Fixing Image Retention on an LCD Screen
- Give the Display a Break.
- Lower Screen Brightness.
- Changing Display & Brightness Settings.
- Run an App such as a Pixel Refresher.
- Change TV Settings.
- Screen Replacement.
- Shorten the Screen Timeout.
- Don’t Display Static Images for an Extended Period of Time.
How long does it take for an image to burn into a TV screen?
Burn-in on OLED displays can start to occur between 1,000 to 5,000 hours of aggressive 24/7 use with static images on display. The time it takes for OLED to burn-in varies depending on a number of factors such as brightness level, colours, use-time, TV model, and many others.
What causes LCD image retention?
Like the burn-in on CRTs, image persistence on LCD monitors is caused by the continuous display of static graphics on the screen for extended periods. Long-term-static images prompt the LCD crystals to develop a memory for their location to generate the colors of that graphic.
Does screen retention go away?
Though often used interchangeably, “image retention” and “burn-in” are not the same thing. Image retention is temporary: It goes away in time. Burn-in is permanent: It does not go away.
What is TV image retention?

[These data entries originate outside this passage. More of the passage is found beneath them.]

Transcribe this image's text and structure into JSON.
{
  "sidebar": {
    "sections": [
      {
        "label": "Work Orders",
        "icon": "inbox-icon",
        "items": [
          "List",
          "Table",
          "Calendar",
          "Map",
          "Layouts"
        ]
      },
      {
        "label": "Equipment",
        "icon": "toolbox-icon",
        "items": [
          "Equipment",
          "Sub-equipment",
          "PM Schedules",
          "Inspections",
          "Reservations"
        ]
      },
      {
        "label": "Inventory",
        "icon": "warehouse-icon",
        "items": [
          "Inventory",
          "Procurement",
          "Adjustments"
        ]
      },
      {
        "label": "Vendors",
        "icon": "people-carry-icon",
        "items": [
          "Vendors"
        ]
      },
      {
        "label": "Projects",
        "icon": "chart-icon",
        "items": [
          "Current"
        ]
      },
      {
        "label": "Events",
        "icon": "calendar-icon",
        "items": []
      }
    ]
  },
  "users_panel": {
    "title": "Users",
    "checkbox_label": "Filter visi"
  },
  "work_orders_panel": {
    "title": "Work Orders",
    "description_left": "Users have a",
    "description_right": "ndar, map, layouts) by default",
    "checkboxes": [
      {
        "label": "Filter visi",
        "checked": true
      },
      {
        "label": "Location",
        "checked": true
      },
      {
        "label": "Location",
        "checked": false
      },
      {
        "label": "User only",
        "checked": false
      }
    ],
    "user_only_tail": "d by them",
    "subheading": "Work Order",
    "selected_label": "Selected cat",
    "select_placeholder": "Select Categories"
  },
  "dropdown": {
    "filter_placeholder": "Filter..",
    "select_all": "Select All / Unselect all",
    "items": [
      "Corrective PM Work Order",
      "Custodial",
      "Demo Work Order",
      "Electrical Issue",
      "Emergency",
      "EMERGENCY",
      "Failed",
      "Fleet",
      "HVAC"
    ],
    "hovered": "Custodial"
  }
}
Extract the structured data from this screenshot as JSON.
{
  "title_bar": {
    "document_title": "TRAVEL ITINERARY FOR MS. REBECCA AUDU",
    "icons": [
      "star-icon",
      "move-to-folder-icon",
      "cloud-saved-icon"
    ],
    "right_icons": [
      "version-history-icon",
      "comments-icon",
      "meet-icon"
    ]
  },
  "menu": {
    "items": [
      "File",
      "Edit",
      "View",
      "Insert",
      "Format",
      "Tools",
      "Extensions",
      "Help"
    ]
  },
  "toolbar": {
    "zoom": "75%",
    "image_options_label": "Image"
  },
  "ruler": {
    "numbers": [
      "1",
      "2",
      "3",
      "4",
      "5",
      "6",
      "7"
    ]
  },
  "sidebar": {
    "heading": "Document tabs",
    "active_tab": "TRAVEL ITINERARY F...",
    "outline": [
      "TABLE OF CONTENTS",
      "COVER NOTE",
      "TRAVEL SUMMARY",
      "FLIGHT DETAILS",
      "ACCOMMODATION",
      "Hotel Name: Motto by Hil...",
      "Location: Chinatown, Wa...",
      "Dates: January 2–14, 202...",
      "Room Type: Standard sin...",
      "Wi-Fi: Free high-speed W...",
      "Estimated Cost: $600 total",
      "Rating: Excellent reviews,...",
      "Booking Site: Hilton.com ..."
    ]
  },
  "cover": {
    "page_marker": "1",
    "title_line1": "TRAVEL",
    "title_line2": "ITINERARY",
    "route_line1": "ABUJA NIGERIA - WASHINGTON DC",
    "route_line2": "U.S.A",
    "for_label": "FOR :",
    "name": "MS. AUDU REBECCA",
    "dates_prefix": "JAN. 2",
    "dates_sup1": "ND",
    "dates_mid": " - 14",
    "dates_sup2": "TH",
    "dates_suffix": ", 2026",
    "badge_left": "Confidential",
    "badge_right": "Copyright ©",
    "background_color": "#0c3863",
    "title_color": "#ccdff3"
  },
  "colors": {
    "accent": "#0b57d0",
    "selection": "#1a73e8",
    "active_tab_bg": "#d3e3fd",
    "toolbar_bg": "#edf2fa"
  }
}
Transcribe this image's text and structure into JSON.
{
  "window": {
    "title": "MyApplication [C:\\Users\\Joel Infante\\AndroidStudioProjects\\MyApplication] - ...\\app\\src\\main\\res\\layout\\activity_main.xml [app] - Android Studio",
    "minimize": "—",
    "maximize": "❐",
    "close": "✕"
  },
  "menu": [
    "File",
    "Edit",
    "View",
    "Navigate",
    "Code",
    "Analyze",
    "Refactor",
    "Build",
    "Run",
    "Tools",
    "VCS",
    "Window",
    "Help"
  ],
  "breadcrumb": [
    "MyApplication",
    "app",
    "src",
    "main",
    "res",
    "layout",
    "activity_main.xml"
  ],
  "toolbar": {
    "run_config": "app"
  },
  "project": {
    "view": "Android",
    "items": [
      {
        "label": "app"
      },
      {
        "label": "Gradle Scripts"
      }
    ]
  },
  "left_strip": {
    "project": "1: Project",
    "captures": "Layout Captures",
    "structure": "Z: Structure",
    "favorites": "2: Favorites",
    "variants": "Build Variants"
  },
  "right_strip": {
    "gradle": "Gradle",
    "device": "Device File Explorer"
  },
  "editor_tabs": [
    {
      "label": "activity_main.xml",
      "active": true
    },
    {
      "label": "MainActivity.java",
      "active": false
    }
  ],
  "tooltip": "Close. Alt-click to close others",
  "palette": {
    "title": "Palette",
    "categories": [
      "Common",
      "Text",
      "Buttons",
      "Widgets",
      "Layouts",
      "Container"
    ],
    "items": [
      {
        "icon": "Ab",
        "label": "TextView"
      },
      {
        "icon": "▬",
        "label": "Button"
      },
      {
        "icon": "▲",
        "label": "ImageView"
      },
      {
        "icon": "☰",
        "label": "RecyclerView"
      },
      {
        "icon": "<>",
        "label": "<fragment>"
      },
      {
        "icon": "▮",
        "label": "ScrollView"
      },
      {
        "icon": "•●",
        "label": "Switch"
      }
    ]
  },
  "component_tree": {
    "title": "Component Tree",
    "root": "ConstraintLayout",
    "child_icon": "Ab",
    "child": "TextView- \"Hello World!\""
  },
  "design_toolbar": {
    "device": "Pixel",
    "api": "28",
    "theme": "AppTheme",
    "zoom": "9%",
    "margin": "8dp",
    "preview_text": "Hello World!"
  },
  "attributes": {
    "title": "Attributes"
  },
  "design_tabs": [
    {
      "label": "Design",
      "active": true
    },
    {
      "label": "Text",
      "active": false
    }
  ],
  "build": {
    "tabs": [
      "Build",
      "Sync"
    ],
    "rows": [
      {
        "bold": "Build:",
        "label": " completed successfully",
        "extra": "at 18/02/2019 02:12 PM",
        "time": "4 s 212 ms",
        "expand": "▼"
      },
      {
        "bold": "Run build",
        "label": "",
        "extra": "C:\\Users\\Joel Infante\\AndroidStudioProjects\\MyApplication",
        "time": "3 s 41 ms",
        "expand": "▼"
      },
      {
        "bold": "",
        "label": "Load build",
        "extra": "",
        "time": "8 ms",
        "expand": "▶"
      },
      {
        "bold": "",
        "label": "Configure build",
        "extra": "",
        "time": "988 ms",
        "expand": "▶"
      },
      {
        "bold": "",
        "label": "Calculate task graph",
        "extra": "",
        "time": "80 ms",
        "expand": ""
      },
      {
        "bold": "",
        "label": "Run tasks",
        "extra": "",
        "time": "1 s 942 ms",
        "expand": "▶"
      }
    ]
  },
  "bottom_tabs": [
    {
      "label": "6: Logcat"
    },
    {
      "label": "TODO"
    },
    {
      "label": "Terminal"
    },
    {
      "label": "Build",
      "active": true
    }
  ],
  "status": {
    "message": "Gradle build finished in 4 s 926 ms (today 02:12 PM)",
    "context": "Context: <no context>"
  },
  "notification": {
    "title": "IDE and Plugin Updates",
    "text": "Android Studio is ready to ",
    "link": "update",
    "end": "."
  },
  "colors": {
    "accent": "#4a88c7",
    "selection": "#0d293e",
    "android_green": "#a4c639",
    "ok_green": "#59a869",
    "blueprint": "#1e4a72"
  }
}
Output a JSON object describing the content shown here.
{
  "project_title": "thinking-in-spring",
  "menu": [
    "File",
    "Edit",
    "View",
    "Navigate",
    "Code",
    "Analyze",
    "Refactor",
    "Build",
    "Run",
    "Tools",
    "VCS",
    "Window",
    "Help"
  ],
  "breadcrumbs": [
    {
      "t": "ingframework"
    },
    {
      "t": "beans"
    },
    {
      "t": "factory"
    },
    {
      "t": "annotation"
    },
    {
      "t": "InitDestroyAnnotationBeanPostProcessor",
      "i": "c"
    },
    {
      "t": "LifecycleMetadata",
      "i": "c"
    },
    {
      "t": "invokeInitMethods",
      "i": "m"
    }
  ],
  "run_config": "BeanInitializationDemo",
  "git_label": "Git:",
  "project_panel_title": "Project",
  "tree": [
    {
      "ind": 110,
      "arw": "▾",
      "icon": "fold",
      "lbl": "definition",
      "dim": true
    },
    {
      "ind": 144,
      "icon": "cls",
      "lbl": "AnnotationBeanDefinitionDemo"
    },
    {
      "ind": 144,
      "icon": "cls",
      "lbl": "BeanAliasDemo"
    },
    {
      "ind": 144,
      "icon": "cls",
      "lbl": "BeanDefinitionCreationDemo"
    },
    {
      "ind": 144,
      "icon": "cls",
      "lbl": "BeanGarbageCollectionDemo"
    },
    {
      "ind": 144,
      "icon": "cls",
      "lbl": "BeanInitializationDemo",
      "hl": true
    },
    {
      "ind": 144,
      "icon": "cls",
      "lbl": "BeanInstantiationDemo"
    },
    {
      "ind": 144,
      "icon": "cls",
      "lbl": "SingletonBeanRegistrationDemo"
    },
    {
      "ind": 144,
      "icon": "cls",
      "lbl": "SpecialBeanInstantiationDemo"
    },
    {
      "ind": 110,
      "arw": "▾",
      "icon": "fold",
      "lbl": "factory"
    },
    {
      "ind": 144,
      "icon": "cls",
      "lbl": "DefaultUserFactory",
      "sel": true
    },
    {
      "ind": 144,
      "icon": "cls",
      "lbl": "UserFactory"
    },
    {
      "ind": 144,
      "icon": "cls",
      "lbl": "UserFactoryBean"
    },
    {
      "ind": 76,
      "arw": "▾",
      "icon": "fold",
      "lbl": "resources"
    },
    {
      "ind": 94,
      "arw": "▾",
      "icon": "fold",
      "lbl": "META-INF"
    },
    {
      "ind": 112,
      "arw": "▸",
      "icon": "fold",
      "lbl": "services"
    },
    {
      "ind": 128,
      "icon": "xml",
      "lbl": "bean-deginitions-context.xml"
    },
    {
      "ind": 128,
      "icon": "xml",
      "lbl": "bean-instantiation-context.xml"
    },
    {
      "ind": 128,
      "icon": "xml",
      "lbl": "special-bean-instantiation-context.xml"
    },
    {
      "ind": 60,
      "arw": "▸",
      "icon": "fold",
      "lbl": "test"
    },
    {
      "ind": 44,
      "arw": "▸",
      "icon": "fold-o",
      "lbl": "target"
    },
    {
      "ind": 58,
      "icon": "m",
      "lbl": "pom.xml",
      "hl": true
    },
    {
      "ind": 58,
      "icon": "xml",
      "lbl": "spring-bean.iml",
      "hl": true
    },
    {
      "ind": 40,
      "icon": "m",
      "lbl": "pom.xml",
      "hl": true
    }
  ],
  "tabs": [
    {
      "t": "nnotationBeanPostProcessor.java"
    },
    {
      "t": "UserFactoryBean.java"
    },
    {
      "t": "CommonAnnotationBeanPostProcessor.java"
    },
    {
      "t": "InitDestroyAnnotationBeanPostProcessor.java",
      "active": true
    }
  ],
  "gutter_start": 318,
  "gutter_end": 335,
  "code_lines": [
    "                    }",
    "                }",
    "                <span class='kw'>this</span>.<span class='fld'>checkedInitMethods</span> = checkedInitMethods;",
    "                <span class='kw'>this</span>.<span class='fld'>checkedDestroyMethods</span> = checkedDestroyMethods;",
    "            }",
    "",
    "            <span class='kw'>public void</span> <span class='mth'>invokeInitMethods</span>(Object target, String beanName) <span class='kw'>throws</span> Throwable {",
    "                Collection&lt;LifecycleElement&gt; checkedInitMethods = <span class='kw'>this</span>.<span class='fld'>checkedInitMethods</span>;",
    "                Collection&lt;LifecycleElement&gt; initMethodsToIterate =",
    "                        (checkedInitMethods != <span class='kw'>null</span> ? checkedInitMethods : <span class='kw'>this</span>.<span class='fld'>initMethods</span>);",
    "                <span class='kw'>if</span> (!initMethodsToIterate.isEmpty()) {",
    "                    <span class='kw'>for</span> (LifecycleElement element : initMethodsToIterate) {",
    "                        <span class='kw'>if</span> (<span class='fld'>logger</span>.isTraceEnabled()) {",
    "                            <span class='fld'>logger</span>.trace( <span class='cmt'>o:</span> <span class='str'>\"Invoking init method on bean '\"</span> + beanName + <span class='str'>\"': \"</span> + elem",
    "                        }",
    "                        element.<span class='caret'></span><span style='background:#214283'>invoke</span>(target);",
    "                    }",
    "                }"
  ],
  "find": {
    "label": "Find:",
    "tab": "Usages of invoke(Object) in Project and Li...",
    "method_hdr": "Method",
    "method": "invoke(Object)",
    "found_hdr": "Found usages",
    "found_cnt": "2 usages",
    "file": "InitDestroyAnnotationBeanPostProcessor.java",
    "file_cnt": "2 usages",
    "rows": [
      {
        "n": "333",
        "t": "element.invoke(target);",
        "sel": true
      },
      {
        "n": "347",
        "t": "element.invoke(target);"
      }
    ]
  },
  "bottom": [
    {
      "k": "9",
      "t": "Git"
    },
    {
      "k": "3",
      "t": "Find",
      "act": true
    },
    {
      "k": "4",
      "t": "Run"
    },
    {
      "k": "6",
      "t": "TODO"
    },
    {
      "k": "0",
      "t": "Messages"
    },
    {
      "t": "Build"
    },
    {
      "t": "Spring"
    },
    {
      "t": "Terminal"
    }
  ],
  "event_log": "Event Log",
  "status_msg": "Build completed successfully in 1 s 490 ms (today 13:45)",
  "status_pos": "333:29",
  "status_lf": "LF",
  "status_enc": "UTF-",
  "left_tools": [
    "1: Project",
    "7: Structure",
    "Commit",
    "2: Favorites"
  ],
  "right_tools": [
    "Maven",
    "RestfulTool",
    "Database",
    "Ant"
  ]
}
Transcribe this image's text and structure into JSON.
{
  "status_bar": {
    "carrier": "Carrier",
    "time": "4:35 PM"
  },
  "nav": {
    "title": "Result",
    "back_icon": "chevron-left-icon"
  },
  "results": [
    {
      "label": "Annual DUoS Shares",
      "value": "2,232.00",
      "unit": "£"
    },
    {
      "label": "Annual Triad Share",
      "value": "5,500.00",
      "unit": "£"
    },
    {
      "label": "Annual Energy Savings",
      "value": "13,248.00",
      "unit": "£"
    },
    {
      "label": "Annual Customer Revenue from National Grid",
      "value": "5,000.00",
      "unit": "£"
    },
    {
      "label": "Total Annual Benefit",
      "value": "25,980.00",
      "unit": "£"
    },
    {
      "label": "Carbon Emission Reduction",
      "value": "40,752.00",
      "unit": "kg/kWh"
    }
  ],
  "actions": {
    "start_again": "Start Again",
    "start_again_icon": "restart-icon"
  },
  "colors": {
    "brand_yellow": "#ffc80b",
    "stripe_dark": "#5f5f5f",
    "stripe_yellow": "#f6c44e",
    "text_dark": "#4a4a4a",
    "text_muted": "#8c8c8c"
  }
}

Image retention refers to any image that “sticks” on a screen, even when the content changes. It usually appears as a faint ghost, and with most TVs this fades after a moment or two. Burn-in is a form of image retention that lasts much longer, and it’s usually visible even when playing other content.
Does image retention go away?
What causes image retention?
Image retention is caused when pixels remain in the same position for too long and then remain in that same position for a short time after you switch content. There are a few ways you can avoid image retention, like lowering the contrast, watching varied content, and turning off the TV.
Does the Panasonic G15 have an anti image retention feature?
Like all Panasonic plasmas, the G15 provides several “anti image retention” features in the Setup menu, including the ability to display gray sidebars on the sides of a 4:3 image and a “pixel orbiter” that shifts the image around by a few pixels every so often. However, neither of these are likely to solve your problem.
How can I improve the image retention on my Philips TV?
And while you have the setup disc playing, be sure to select the Standard or THX picture mode and set the basic picture controls (Contrast, Brightness, Color, Tint, and Sharpness) to their optimum settings. This will help reduce the chance of image retention in the future.
Does the Digital Video Essentials Blu-ray have full-screen white and gray fields?
(Interestingly, the Digital Video Essentials: HD Basics Blu-ray does not have full-screen white and gray fields.) Display the 100-percent white field for a while, and you should start to see the ghost fade. You can leave this image on the screen indefinitely, since it has no distinct elements, so it won’t cause image retention.